Washington D.C. -- (WF) September 21, 2001 -- President Bush, in his September 20 speech to the U.S. Congress, made clear his conditions regarding what the Taliban in Afghanistan must now do, White House Press Secretary Ari Fleischer said, "and he said there will be no discussions and no negotiations" with them.
Fleischer speaking with reporters early September 21, was asked to react to news reports that the Taliban earlier that morning said it would not turn over Osama bin Laden until the U.S. showed proof of his involvement in the September 11 terrorist attacks on the United States.
"There is already an indictment for Osama bin Laden," Fleischer pointed out. "There's been indictments in the case of Tanzania and Kenya, with the bombings in East Africa, with the indications that the Taliban and Osama bin Laden were involved, and that the al-Qaida organization and Osama bin Laden were involved in the bombing of the Cole," a U.S. Navy destroyer attacked by terrorists in Aden, Yemen, in 2000.
"The President is continuing to make plans with our allies, and domestically, to protect the American people from terrorism, and those plans will involve things military, things financial, things diplomatic, things political," Fleischer said.
Preliminary indications show that worldwide reaction to the President's speech "are very, very positive," Fleischer said, as is reaction in the United States.
Bush "got into the Oval at about 7:03 this morning, and I was talking to him, and he told me how appreciative he is of the outpouring of the American people toward the speech," Fleischer said.

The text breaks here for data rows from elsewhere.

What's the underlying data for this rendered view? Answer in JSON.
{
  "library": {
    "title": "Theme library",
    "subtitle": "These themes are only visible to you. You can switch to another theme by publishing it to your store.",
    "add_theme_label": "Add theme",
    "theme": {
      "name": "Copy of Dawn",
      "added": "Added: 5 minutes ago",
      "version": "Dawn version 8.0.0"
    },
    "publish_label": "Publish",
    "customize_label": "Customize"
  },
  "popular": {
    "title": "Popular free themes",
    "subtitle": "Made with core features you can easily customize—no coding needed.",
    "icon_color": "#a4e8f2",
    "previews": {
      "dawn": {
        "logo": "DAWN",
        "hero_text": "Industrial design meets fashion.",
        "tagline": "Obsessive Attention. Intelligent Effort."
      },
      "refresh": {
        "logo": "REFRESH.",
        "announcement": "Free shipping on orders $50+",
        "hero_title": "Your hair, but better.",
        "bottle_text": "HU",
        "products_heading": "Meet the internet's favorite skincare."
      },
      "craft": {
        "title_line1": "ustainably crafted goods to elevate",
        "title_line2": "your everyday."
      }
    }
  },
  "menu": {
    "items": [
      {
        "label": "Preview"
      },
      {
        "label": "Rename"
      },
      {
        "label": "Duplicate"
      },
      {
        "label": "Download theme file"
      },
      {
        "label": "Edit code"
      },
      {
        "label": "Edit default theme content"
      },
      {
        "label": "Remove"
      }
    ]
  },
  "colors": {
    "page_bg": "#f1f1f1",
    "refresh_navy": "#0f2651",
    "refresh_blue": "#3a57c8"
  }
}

He then spoke with Turkey's President Ahmet Sezer, with Nigeria's President Olusegun Obasanjo and with Oman's leader Sultan Qaboos, and "they all expressed their condolences about the attack and their willingness to work with the United States to combat terrorism," Fleischer said.
In the afternoon, Bush was to meet with China's Foreign Minister Jiaxuan Tang.
"There should be no mistaking the president's intentions" regarding terrorism, Fleischer said.
"The president has made it clear that terrorism will be defeated. And he has defined terrorism as those who engage in it and those who harbor terrorists. And the notion of defeating those who harbor terrorists is a dramatic change in American policy. And that is the direction the president is leading the world and is talking with leaders around the world about."
President Bush's goal "is not removal of anyone from power; the president's goal is the cessation of terrorism. This is not a question of who occupies what slot in any one regime or government. This is a question of how to protect the free world and freedom from terrorist threat. And that is the vision that the president spoke to last night. That is the clearly stated definition of victory. And so it's not removal of power, it's cessation of terrorism."